Kids are practically born with screens in their hands and will never know a world where they can’t swipe, post a selfie, or watch TV on any device with a screen. With this level of access, it’s important to equip kids with the knowledge and understanding of appropriate online behavior and how to manage their digital reputations, while also giving them the ability to combat and evade online dangers like cyberbullying, risky social media sites, and cyber scams. Making all of this all the more challenging is how some online services are being specifically designed for overconsumption by creating addictive experiences. 

Today, in honor of Safer Internet Day, NCTA joins ConnectSafely.org in not only supporting a better and more informed internet user experience for children and their families, but in raising awareness of the valuable resources available throughout the cable industry that can help parents steer their kids towards making safe and savvy online choices. Safer Internet Day, a global effort that's celebrated in over 100 countries around the world and which came to the U.S. in 2012, is one initiative that is working towards giving kids and their families the confidence they need to safely navigate the internet. 

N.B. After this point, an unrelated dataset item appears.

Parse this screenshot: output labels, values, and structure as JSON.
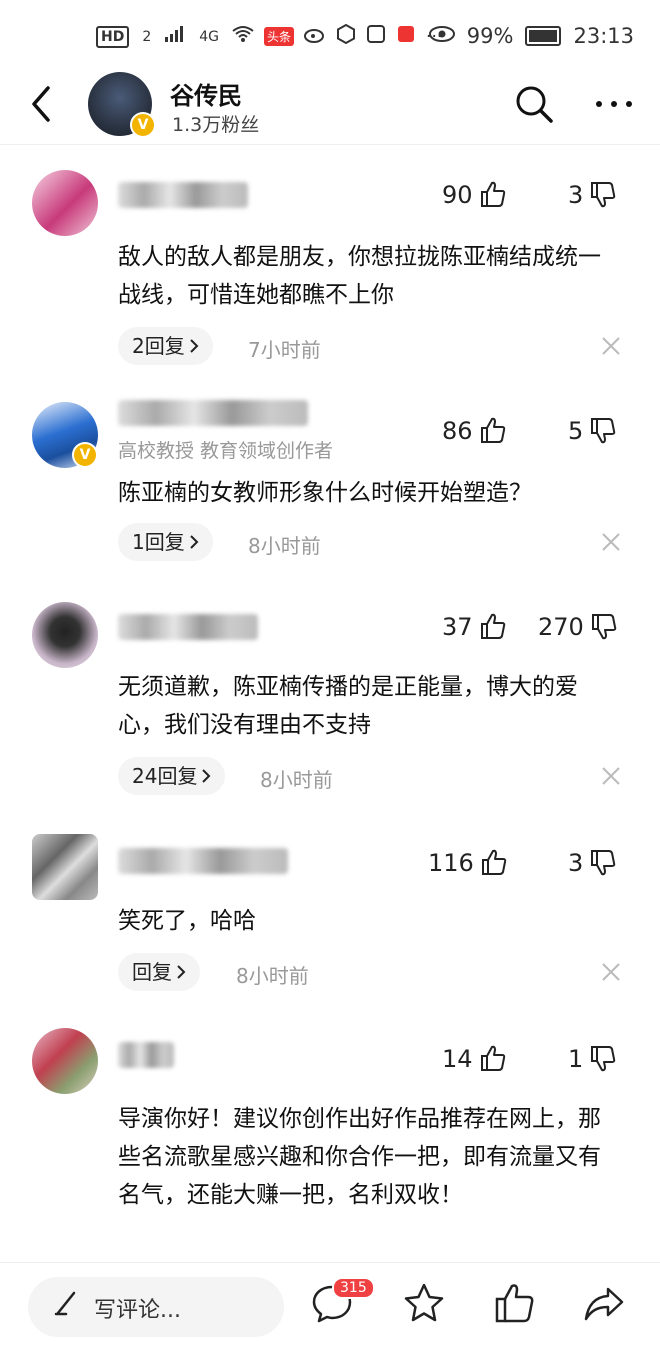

ISPs and programmers have always prioritized families and provided ways to empower users with the knowledge and tools to stay safe online, including offering a variety of parental controls for their users. Through the use of parental control functions on devices, cable companies give parents the ability to decide what programming is most appropriate for their children, and to block those that are not. These extend to websites as well, as ISPs offer filtering options, supervised or monitored chats, time limits, and web activity reports for each user in the household. 

A couple of new products have also sprung up recently. Last year, Comcast unveiled its new xFi service platform which gives subscribers the ability to manage every internet-connected device on their home network--meaning that parents can monitor devices on the network and set parental control filters for their children's individual devices and user accounts. Disney also offers a small hardware device called Circle, which plugs into a home wi-fi router and offers similar control and safe search features. 

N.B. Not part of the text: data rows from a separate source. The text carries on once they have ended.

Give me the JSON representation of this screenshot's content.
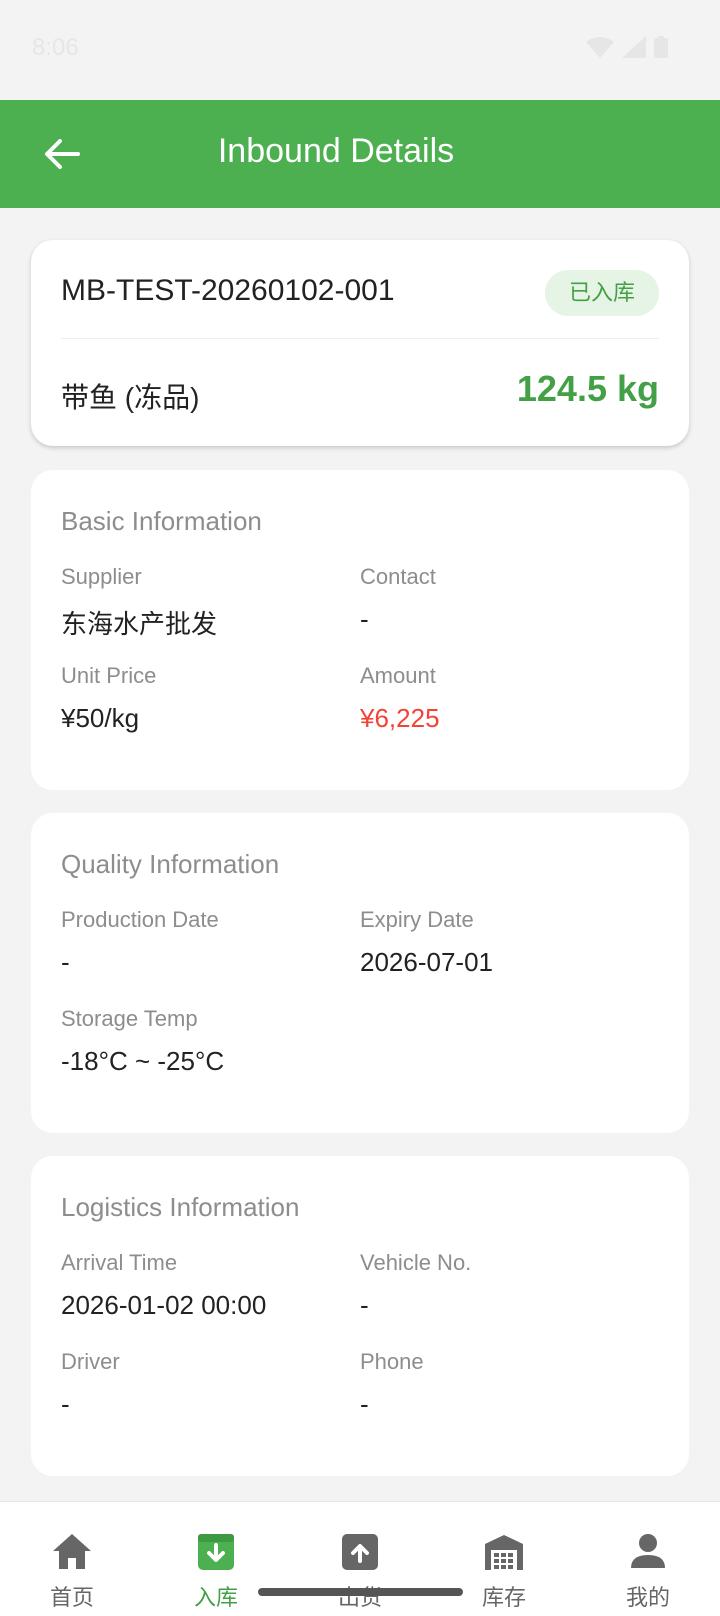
{
  "status_bar": {
    "time": "8:06"
  },
  "app_bar": {
    "title": "Inbound Details"
  },
  "summary": {
    "order_no": "MB-TEST-20260102-001",
    "status": "已入库",
    "product": "带鱼 (冻品)",
    "weight": "124.5 kg"
  },
  "basic": {
    "title": "Basic Information",
    "fields": [
      {
        "label": "Supplier",
        "value": "东海水产批发"
      },
      {
        "label": "Contact",
        "value": "-"
      },
      {
        "label": "Unit Price",
        "value": "¥50/kg"
      },
      {
        "label": "Amount",
        "value": "¥6,225"
      }
    ]
  },
  "quality": {
    "title": "Quality Information",
    "fields": [
      {
        "label": "Production Date",
        "value": "-"
      },
      {
        "label": "Expiry Date",
        "value": "2026-07-01"
      },
      {
        "label": "Storage Temp",
        "value": "-18°C ~ -25°C"
      }
    ]
  },
  "logistics": {
    "title": "Logistics Information",
    "fields": [
      {
        "label": "Arrival Time",
        "value": "2026-01-02 00:00"
      },
      {
        "label": "Vehicle No.",
        "value": "-"
      },
      {
        "label": "Driver",
        "value": "-"
      },
      {
        "label": "Phone",
        "value": "-"
      }
    ]
  },
  "bottom_nav": {
    "items": [
      {
        "label": "首页",
        "icon": "home-icon"
      },
      {
        "label": "入库",
        "icon": "inbound-icon",
        "active": true
      },
      {
        "label": "出货",
        "icon": "outbound-icon"
      },
      {
        "label": "库存",
        "icon": "warehouse-icon"
      },
      {
        "label": "我的",
        "icon": "person-icon"
      }
    ]
  },
  "colors": {
    "primary": "#4caf50",
    "accent_text": "#43a047",
    "amount_red": "#f44336",
    "badge_bg": "#e5f4e5"
  }
}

But beyond just offering these types of controls, many cable companies offer resources and video tips on how to talk to kids about inappropriate online use or TV content. Controlwithcable.org offers a wealth of information on how to teach kids about behaving responsibly and ethically online, whether it be on a social networking site or a multi-player online game. The site also includes information on parental controls, TV ratings, cyberbullying, media literacy tips and cybersecurity, as well as the "ICYMI" video collection which includes videos on the latest websites, apps and products that help parents manage their children's online presence.

For further information on how to get involved and to join the Safer Internet Day movement, visit http://saferinternetday.us/.